Consider by way of example a post on Infowars that insinuates Bill Gates want to kill a billion people:
…Gates has given conflicting information concerning the agenda behind his vaccination push. In his most recent speech, he claims vaccines will save lives. But in a speech he gave at a TED conference last year, Gates clearly stated that vaccines and health care were part of an equation to reduce the world’s population by 15 percent (http://www.naturalnews.com/029911_v…).
“The world today has 6.8 billion people … that’s headed up to about nine billion,” he said to his audience. “Now if we do a really great job on new vaccines, health care, reproductive health services, we could lower that by perhaps ten or 15 percent.”
You can watch the actual clip of Gates saying this at the following link:
I decided to keep their horrible internal citation formatting (does no one over at Infowars know how to use href?) to demonstrate the point. They talk about Bill Gates. They talk about a TED talk. They cite an equally bad piece on the website of serial bullshit peddler Mike Adams, naturalnews.com instead, one with the headline, “Bill Gates says vaccines can help reduce world population.” Is that true? Of course not. You can watch the video here. Gates was presenting an equation for global CO2 output where, basically, the equation could theoretically be balanced by a lower human population. Nothing was said about vaccine’s role in that uninteresting theoretical aside. Basically, Bill Gates was saying that CO2 output is a problem, and that new energy technology needs to be developed to face that problem – from there, 9/11 deniers decided he actually said, “let’s use medicine to kill a billion people.”
You might’ve had to reread that sentence a couple of times. Let me clarify: Infowars has lied to you.
You know right away that something’s up when you go to watch the clip and see that the supposed quote ("The world today has 6.8 billion people. That's heading up to about nine billion. Now if we do a really great job on new vaccines, health care, reproductive health services, we could lower that by perhaps 10 or 15 percent!" – which no one ever says at any point in this video) arises in a three-minute long video. Usually when Infowars needs to make a point, it shaves things down to the second. No, Infowars wants you to watch. It doesn’t doctor or graft text over the video in any way. It simply rolls a three-minute clip of a thirty-minute talk, without commentary. In fact, there is no story attached to the video clip to begin with. There is simply no story.

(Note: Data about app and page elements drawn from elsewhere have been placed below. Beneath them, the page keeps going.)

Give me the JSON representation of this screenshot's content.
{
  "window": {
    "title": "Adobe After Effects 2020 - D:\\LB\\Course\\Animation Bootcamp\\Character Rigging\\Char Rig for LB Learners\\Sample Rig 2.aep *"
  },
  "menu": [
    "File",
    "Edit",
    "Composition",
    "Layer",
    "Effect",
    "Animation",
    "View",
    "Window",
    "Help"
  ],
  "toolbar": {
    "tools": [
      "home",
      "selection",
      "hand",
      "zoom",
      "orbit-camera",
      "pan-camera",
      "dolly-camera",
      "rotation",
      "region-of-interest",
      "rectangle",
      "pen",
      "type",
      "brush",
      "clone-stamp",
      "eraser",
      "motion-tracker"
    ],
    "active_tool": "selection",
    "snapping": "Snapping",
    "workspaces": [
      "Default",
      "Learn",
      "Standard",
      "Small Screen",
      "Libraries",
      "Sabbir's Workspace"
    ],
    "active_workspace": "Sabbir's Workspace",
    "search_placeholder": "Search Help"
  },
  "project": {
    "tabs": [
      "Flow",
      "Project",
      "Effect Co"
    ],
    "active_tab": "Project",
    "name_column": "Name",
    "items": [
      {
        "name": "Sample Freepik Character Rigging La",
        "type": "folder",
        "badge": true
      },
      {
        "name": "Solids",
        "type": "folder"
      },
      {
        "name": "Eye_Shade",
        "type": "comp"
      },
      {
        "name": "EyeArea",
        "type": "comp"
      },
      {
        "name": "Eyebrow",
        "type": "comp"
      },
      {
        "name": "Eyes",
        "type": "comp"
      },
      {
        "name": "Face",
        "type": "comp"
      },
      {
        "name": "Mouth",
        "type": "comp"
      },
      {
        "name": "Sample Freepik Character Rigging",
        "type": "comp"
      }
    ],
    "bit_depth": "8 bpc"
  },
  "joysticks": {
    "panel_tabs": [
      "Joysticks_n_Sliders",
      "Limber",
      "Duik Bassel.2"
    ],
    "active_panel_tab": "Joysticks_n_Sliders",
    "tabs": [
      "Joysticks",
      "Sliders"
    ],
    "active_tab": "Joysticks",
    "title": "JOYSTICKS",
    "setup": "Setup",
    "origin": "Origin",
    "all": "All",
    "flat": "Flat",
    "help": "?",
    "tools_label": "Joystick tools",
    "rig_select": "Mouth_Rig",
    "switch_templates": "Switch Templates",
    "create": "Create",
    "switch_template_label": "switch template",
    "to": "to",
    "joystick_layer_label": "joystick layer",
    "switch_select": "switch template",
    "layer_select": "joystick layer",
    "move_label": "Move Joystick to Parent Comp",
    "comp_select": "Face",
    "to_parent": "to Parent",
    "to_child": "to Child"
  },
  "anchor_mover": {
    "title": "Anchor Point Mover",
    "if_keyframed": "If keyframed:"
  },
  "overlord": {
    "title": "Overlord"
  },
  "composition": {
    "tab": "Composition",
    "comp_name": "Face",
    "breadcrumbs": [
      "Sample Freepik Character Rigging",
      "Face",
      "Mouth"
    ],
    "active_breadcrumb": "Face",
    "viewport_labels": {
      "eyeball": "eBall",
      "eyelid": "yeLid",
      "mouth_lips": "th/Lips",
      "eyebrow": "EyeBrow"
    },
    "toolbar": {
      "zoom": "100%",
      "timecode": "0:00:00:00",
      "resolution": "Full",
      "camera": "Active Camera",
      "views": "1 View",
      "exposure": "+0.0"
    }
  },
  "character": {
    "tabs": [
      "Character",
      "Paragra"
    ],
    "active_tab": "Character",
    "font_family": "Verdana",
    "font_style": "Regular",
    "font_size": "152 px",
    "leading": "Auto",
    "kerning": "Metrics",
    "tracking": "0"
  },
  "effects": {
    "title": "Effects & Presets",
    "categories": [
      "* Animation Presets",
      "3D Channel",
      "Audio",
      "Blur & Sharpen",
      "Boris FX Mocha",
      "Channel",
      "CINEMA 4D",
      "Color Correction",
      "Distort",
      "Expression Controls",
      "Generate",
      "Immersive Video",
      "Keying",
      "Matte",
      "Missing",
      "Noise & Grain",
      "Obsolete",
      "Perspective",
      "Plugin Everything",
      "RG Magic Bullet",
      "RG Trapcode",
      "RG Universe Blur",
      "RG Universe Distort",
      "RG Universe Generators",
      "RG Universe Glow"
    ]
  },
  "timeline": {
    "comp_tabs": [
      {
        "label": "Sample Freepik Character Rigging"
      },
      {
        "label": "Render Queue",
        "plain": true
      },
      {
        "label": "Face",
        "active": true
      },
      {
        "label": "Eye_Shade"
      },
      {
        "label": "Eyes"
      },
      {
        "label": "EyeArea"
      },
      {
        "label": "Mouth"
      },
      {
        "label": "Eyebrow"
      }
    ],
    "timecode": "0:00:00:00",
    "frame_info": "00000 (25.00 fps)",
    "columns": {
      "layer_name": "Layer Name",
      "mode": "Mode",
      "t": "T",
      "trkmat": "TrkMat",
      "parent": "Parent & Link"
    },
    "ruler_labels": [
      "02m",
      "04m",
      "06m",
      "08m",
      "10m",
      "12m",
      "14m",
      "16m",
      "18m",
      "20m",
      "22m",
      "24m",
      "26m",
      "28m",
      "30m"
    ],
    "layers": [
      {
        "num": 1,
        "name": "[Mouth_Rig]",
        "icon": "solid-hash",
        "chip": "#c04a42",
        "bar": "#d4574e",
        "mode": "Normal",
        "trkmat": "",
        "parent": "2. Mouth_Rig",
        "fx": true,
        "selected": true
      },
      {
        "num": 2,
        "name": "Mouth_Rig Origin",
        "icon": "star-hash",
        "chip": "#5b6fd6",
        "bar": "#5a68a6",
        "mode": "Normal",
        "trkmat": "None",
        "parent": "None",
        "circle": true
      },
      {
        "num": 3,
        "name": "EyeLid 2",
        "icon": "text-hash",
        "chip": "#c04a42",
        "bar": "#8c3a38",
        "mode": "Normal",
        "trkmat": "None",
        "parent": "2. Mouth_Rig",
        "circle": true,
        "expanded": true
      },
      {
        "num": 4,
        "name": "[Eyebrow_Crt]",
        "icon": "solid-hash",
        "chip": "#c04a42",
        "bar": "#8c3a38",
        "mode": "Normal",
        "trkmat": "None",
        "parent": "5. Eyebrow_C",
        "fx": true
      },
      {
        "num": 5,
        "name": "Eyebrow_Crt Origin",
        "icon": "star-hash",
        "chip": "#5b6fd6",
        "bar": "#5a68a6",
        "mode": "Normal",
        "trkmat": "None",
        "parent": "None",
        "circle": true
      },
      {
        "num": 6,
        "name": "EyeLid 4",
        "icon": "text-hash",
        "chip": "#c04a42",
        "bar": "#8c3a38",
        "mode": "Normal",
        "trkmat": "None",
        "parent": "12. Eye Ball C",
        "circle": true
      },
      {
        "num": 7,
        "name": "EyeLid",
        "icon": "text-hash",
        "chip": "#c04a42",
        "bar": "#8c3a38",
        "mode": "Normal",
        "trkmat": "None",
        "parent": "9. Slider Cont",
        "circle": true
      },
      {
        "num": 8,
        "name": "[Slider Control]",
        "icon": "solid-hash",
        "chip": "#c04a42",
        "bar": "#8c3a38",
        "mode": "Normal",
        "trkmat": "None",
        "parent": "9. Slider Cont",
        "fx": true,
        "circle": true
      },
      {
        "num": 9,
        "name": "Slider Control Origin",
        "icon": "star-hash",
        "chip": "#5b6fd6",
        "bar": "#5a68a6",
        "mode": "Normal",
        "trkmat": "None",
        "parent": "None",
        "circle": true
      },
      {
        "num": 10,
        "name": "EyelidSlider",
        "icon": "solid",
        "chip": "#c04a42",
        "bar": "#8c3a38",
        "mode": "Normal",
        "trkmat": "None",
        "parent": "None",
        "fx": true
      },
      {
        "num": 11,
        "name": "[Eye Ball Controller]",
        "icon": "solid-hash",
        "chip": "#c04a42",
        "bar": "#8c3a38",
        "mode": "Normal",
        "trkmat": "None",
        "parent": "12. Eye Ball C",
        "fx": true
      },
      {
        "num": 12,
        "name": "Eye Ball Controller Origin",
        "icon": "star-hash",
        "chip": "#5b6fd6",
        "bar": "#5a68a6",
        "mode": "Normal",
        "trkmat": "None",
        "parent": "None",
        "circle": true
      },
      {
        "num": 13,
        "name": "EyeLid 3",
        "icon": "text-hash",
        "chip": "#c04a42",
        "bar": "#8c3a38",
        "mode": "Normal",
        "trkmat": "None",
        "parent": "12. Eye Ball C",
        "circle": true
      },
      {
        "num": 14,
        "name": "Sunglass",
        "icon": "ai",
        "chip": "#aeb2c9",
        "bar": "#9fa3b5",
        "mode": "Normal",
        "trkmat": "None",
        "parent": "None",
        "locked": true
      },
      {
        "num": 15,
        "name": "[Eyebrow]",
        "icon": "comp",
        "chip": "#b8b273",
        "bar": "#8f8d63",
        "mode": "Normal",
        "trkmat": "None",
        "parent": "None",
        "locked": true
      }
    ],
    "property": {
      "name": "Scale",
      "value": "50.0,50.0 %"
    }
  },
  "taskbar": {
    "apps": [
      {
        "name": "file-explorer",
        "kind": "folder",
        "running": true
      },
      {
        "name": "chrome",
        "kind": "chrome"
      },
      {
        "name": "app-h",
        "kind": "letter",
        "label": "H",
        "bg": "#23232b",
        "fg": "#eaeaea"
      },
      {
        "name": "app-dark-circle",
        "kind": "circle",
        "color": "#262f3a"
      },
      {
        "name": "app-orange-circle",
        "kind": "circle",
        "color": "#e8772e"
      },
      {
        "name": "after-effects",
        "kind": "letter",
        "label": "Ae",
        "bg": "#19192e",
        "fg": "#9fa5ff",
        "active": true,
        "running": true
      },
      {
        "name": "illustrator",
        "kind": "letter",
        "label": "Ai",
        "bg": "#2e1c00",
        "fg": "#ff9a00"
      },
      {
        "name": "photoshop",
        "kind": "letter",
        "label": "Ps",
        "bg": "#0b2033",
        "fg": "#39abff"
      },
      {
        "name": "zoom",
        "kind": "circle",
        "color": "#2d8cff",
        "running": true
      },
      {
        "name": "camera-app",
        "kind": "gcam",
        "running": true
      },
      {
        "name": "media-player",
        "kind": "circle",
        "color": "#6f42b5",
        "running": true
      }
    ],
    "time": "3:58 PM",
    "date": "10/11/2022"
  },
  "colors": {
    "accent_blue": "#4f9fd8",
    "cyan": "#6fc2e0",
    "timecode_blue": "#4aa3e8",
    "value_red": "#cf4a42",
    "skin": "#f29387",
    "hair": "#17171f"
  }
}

A fictive quote has been grafted onto a truncated video unrelated to the claim the author wants to make so that his own worldview can profit. This is the definition of being a “shill.” An absurd claim about a vaccine proponent – not about vaccines themselves, science, medicine, or facts of any kind – is being grafted onto an unrelated speech in a laughably dishonest fashion. Meet Infowars and Natural News – liars for profit who want you to be afraid. Funny, that’s exactly how they describe their skeptical detractors.
Idiots like Mike Adams and the author of the Infowars piece Jon Benson (who officially works for Adams, of course) want you to be afraid because they have an agenda to push. That much is mundane. What’s particularly troublesome about this piece is that it proves Adams and Benson want you to be as stupid as they are, too. They want you to click through the echo chamber of Infowars and NaturalNews rather than actually get the quote, the context and the truth. They want you to read and live in a tiny bubble where bad ideas and absurd lies get shouted at each other without a moment to stop and think or seek confirming evidence for those beliefs.